▶ Task statement:
Looking at the records below, say how many lines include "this", and add nothing else.

▶ Task material:

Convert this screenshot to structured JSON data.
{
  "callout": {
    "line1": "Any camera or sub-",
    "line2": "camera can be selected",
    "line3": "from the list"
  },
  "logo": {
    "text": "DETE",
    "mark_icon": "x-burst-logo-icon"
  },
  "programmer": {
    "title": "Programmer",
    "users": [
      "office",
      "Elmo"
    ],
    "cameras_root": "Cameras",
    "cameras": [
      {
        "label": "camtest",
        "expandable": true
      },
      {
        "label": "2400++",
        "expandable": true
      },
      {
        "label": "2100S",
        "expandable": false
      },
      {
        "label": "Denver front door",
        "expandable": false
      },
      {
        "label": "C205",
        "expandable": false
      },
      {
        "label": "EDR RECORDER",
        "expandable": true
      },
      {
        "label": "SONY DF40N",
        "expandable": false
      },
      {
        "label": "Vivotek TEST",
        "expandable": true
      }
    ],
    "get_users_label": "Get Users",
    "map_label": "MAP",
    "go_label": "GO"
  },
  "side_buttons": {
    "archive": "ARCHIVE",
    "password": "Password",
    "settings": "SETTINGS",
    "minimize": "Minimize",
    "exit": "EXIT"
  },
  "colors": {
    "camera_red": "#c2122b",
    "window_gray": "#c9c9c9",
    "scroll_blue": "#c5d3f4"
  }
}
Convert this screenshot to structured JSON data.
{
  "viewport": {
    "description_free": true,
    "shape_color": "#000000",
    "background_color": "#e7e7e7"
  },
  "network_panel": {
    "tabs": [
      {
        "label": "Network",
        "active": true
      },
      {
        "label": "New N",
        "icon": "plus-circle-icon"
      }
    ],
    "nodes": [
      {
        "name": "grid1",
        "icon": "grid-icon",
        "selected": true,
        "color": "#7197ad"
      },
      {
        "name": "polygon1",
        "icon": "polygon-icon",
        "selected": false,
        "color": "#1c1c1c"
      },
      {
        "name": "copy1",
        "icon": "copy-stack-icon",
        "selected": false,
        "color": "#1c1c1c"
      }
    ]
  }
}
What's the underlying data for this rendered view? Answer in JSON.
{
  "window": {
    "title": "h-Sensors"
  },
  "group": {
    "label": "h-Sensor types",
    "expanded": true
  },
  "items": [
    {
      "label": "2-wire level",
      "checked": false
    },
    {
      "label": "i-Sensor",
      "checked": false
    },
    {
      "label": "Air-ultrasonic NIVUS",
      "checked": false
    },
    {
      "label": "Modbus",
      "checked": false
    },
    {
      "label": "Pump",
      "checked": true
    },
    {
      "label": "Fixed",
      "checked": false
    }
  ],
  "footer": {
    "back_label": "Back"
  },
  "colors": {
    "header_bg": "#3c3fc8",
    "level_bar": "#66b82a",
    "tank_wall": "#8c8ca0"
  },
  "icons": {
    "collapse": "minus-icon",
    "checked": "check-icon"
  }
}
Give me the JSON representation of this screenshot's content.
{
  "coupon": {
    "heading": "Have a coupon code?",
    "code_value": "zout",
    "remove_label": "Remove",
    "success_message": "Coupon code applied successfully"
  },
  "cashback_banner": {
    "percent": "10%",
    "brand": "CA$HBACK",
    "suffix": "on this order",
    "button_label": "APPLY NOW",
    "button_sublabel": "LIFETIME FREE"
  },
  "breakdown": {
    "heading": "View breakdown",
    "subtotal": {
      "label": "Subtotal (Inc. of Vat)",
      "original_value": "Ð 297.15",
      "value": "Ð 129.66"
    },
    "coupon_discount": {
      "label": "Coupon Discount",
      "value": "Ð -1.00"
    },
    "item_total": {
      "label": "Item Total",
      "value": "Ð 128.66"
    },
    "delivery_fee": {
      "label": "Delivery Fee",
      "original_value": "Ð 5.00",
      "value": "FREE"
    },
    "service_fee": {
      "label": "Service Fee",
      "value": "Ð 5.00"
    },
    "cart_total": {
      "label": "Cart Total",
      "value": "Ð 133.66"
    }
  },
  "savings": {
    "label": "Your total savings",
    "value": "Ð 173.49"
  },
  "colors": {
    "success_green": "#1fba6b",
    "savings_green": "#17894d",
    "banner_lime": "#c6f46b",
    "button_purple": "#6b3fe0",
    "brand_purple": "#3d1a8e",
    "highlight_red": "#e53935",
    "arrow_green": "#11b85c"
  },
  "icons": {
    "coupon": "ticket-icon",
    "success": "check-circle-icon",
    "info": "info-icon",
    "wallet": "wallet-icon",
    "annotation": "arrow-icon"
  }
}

▶ Written response:
5